§ The data
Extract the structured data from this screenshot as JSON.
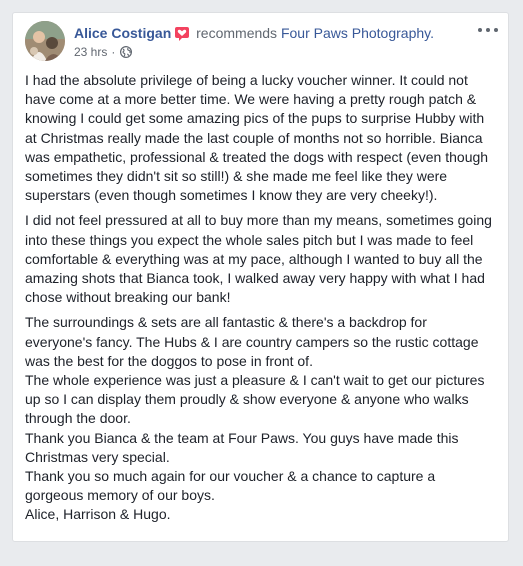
{
  "post": {
    "author": "Alice Costigan",
    "verb": "recommends",
    "page": "Four Paws Photography.",
    "timestamp": "23 hrs",
    "separator": "·",
    "icons": {
      "avatar": "profile-photo",
      "badge": "recommendation-badge-icon",
      "privacy": "globe-icon",
      "more": "more-options-icon"
    },
    "colors": {
      "link": "#385898",
      "badge": "#f3425f",
      "text": "#1d2129",
      "meta": "#616770"
    },
    "paragraphs": [
      "I had the absolute privilege of being a lucky voucher winner. It could not have come at a more better time. We were having a pretty rough patch & knowing I could get some amazing pics of the pups to surprise Hubby with at Christmas really made the last couple of months not so horrible. Bianca was empathetic, professional & treated the dogs with respect (even though sometimes they didn't sit so still!) & she made me feel like they were superstars (even though sometimes I know they are very cheeky!).",
      "I did not feel pressured at all to buy more than my means, sometimes going into these things you expect the whole sales pitch but I was made to feel comfortable & everything was at my pace, although I wanted to buy all the amazing shots that Bianca took, I walked away very happy with what I had chose without breaking our bank!",
      "The surroundings & sets are all fantastic & there's a backdrop for everyone's fancy. The Hubs & I are country campers so the rustic cottage was the best for the doggos to pose in front of.\nThe whole experience was just a pleasure & I can't wait to get our pictures up so I can display them proudly & show everyone & anyone who walks through the door.\nThank you Bianca & the team at Four Paws. You guys have made this Christmas very special.\nThank you so much again for our voucher & a chance to capture a gorgeous memory of our boys.\nAlice, Harrison & Hugo."
    ]
  }
}
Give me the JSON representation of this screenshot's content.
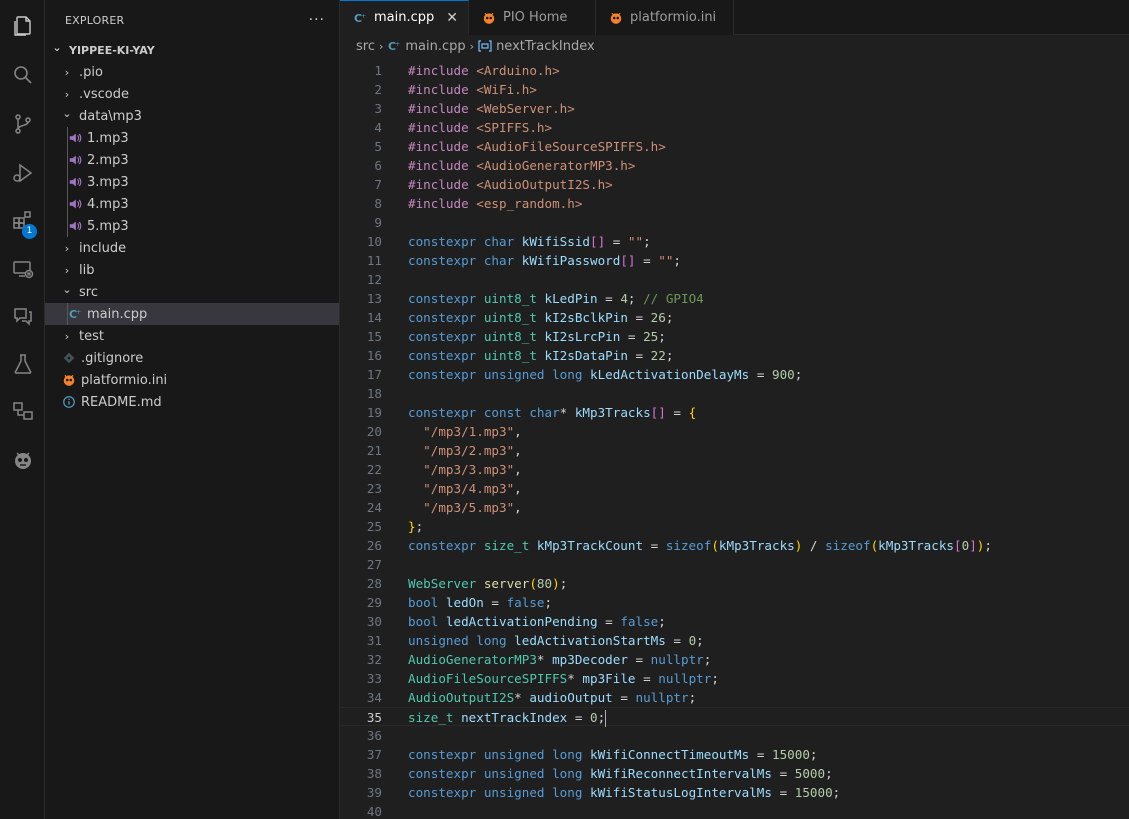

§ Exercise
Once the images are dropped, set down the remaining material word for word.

§ Solution to this task
Extract the structured data from this screenshot as JSON.
{
  "post": {
    "author": "Alice Costigan",
    "verb": "recommends",
    "page": "Four Paws Photography.",
    "timestamp": "23 hrs",
    "separator": "·",
    "icons": {
      "avatar": "profile-photo",
      "badge": "recommendation-badge-icon",
      "privacy": "globe-icon",
      "more": "more-options-icon"
    },
    "colors": {
      "link": "#385898",
      "badge": "#f3425f",
      "text": "#1d2129",
      "meta": "#616770"
    },
    "paragraphs": [
      "I had the absolute privilege of being a lucky voucher winner. It could not have come at a more better time. We were having a pretty rough patch & knowing I could get some amazing pics of the pups to surprise Hubby with at Christmas really made the last couple of months not so horrible. Bianca was empathetic, professional & treated the dogs with respect (even though sometimes they didn't sit so still!) & she made me feel like they were superstars (even though sometimes I know they are very cheeky!).",
      "I did not feel pressured at all to buy more than my means, sometimes going into these things you expect the whole sales pitch but I was made to feel comfortable & everything was at my pace, although I wanted to buy all the amazing shots that Bianca took, I walked away very happy with what I had chose without breaking our bank!",
      "The surroundings & sets are all fantastic & there's a backdrop for everyone's fancy. The Hubs & I are country campers so the rustic cottage was the best for the doggos to pose in front of.\nThe whole experience was just a pleasure & I can't wait to get our pictures up so I can display them proudly & show everyone & anyone who walks through the door.\nThank you Bianca & the team at Four Paws. You guys have made this Christmas very special.\nThank you so much again for our voucher & a chance to capture a gorgeous memory of our boys.\nAlice, Harrison & Hugo."
    ]
  }
}
Give me the JSON representation of this screenshot's content.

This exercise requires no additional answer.